Eid al-Adha, celebrated in Cameroon, is a revered Islamic holiday known as the "Festival of Sacrifice." This significant event, which occurs after the annual Hajj pilgrimage, commemorates Prophet Ibrahim's (Abraham's) willingness to sacrifice his son as an act of obedience to God. In Cameroon, with its considerable Muslim population, Eid al-Adha is observed with great religious fervor and cultural respect, reflecting the nation's diverse spiritual landscape.

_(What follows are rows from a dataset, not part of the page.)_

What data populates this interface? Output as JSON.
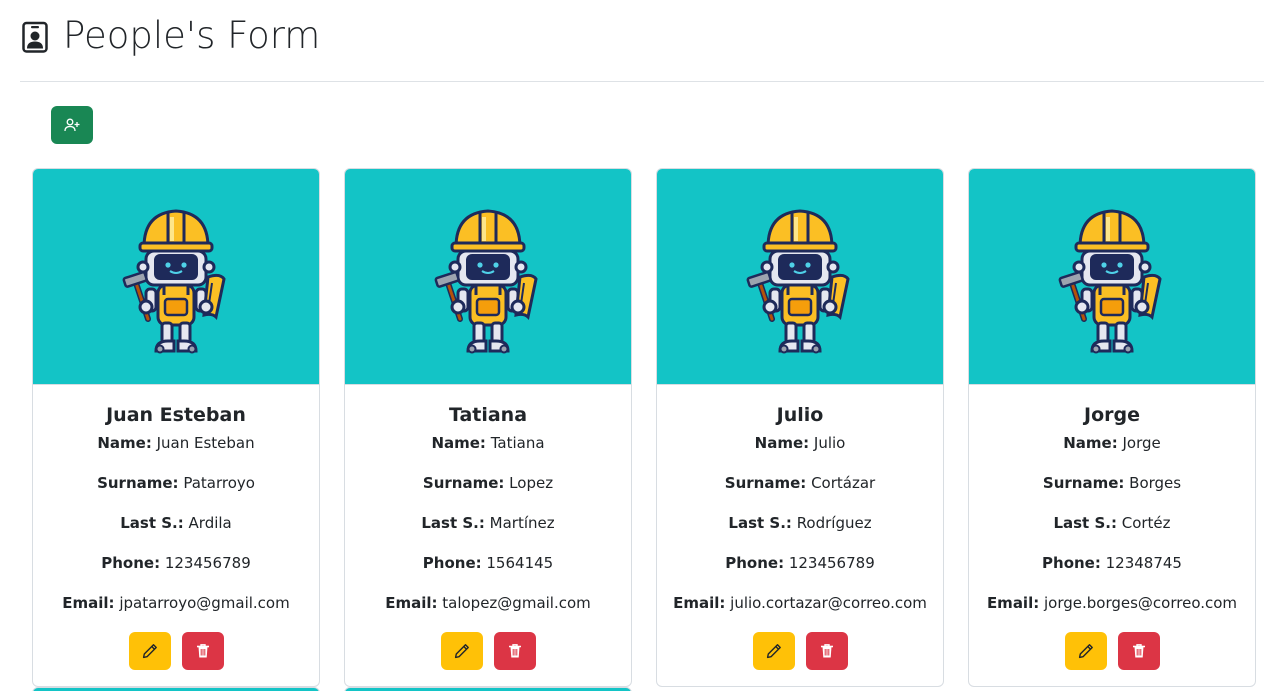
{
  "header": {
    "title": "People's Form",
    "icon": "person-badge-icon"
  },
  "toolbar": {
    "add_icon": "person-plus-icon",
    "add_color": "#198754"
  },
  "colors": {
    "card_image_bg": "#13c4c6",
    "edit": "#ffc107",
    "delete": "#dc3545"
  },
  "labels": {
    "name": "Name:",
    "surname": "Surname:",
    "last": "Last S.:",
    "phone": "Phone:",
    "email": "Email:"
  },
  "people": [
    {
      "title": "Juan Esteban",
      "name": "Juan Esteban",
      "surname": "Patarroyo",
      "last": "Ardila",
      "phone": "123456789",
      "email": "jpatarroyo@gmail.com"
    },
    {
      "title": "Tatiana",
      "name": "Tatiana",
      "surname": "Lopez",
      "last": "Martínez",
      "phone": "1564145",
      "email": "talopez@gmail.com"
    },
    {
      "title": "Julio",
      "name": "Julio",
      "surname": "Cortázar",
      "last": "Rodríguez",
      "phone": "123456789",
      "email": "julio.cortazar@correo.com"
    },
    {
      "title": "Jorge",
      "name": "Jorge",
      "surname": "Borges",
      "last": "Cortéz",
      "phone": "12348745",
      "email": "jorge.borges@correo.com"
    }
  ]
}
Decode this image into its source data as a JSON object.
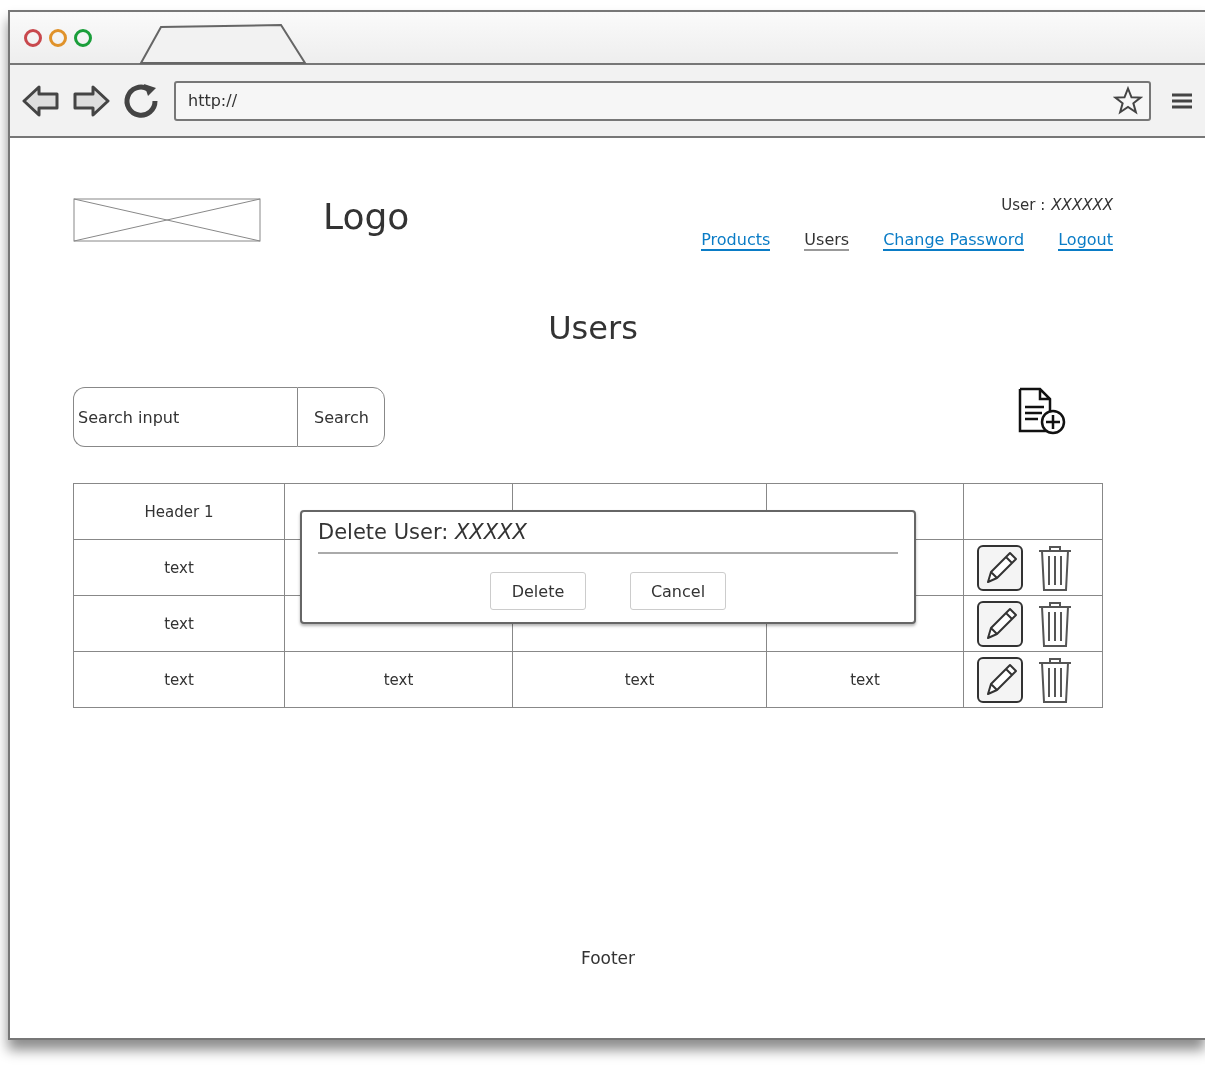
{
  "browser": {
    "url": "http://"
  },
  "header": {
    "logo": "Logo",
    "user_label": "User :",
    "user_name": "XXXXXX",
    "nav": [
      {
        "label": "Products",
        "selected": false
      },
      {
        "label": "Users",
        "selected": true
      },
      {
        "label": "Change Password",
        "selected": false
      },
      {
        "label": "Logout",
        "selected": false
      }
    ]
  },
  "page_title": "Users",
  "search": {
    "placeholder": "Search input",
    "button": "Search"
  },
  "table": {
    "columns": [
      "Header 1"
    ],
    "rows": [
      {
        "cells": [
          "text"
        ]
      },
      {
        "cells": [
          "text"
        ]
      },
      {
        "cells": [
          "text",
          "text",
          "text",
          "text"
        ]
      }
    ]
  },
  "dialog": {
    "title": "Delete User:",
    "name": "XXXXX",
    "buttons": [
      "Delete",
      "Cancel"
    ]
  },
  "footer": "Footer"
}
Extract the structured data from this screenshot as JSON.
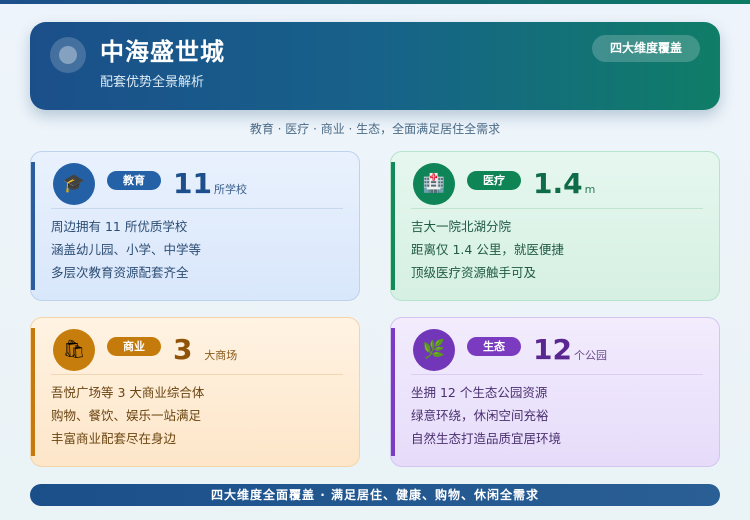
{
  "header": {
    "title": "中海盛世城",
    "subtitle": "配套优势全景解析",
    "badge": "四大维度覆盖"
  },
  "tagline": "教育 · 医疗 · 商业 · 生态，全面满足居住全需求",
  "cards": [
    {
      "icon": "graduation-cap-icon",
      "icon_glyph": "🎓",
      "tag": "教育",
      "number": "11",
      "unit": "所学校",
      "lines": [
        "周边拥有 11 所优质学校",
        "涵盖幼儿园、小学、中学等",
        "多层次教育资源配套齐全"
      ]
    },
    {
      "icon": "hospital-icon",
      "icon_glyph": "🏥",
      "tag": "医疗",
      "number": "1.4",
      "unit": "m",
      "lines": [
        "吉大一院北湖分院",
        "距离仅 1.4 公里，就医便捷",
        "顶级医疗资源触手可及"
      ]
    },
    {
      "icon": "shopping-bags-icon",
      "icon_glyph": "🛍",
      "tag": "商业",
      "number": "3",
      "unit": "大商场",
      "lines": [
        "吾悦广场等 3 大商业综合体",
        "购物、餐饮、娱乐一站满足",
        "丰富商业配套尽在身边"
      ]
    },
    {
      "icon": "leaf-icon",
      "icon_glyph": "🌿",
      "tag": "生态",
      "number": "12",
      "unit": "个公园",
      "lines": [
        "坐拥 12 个生态公园资源",
        "绿意环绕，休闲空间充裕",
        "自然生态打造品质宜居环境"
      ]
    }
  ],
  "footer": "四大维度全面覆盖 · 满足居住、健康、购物、休闲全需求",
  "colors": {
    "education": "#2461a6",
    "medical": "#0f8556",
    "commerce": "#c57b0b",
    "ecology": "#7a3bc1"
  }
}
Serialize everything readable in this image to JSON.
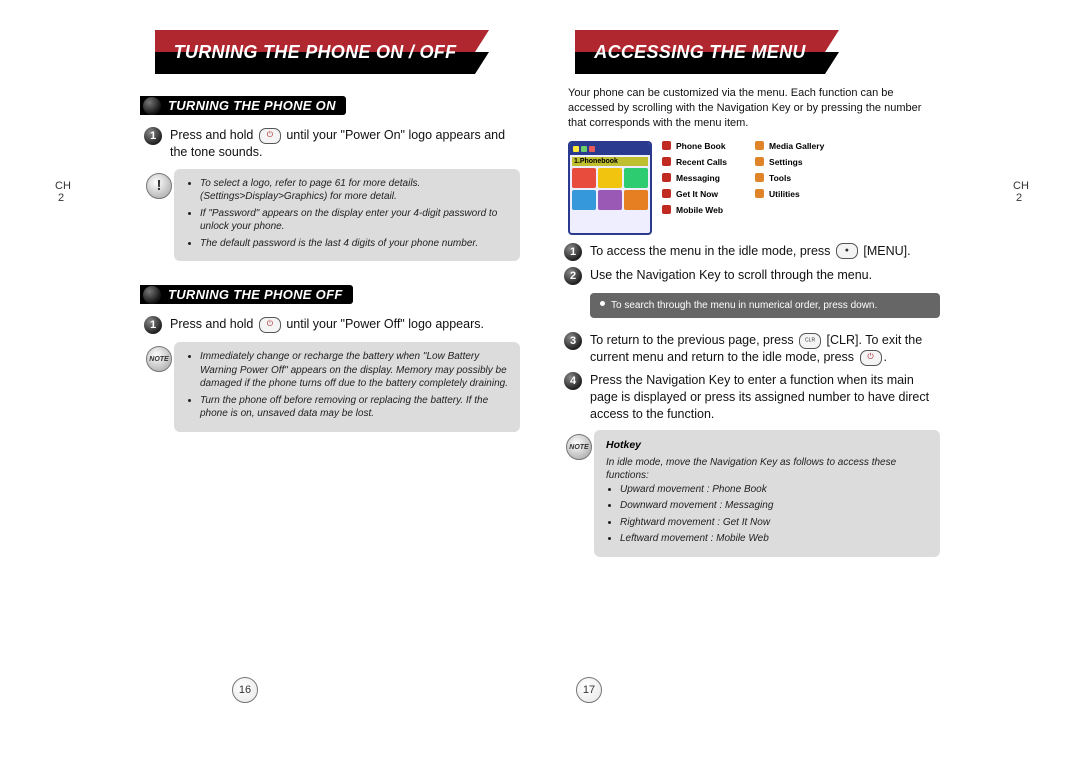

The celebration begins with special morning prayers in mosques and open spaces, drawing large congregations. The ritual of Qurbani, or animal sacrifice, is a central part of Eid al-Adha. The meat from the sacrifice is traditionally divided into three parts: one for the family, one for friends and relatives, and one for the needy, symbolizing the act of sharing and caring.
Families gather to enjoy festive meals, often including traditional Cameroonian dishes, and to share in the spirit of the holiday. It's also a time for visiting relatives, exchanging greetings, and giving to the less fortunate, emphasizing values of generosity and community in Islam. Eid al-Adha in Cameroon is a time of spiritual reflection, joyous gatherings, and strengthening community bonds.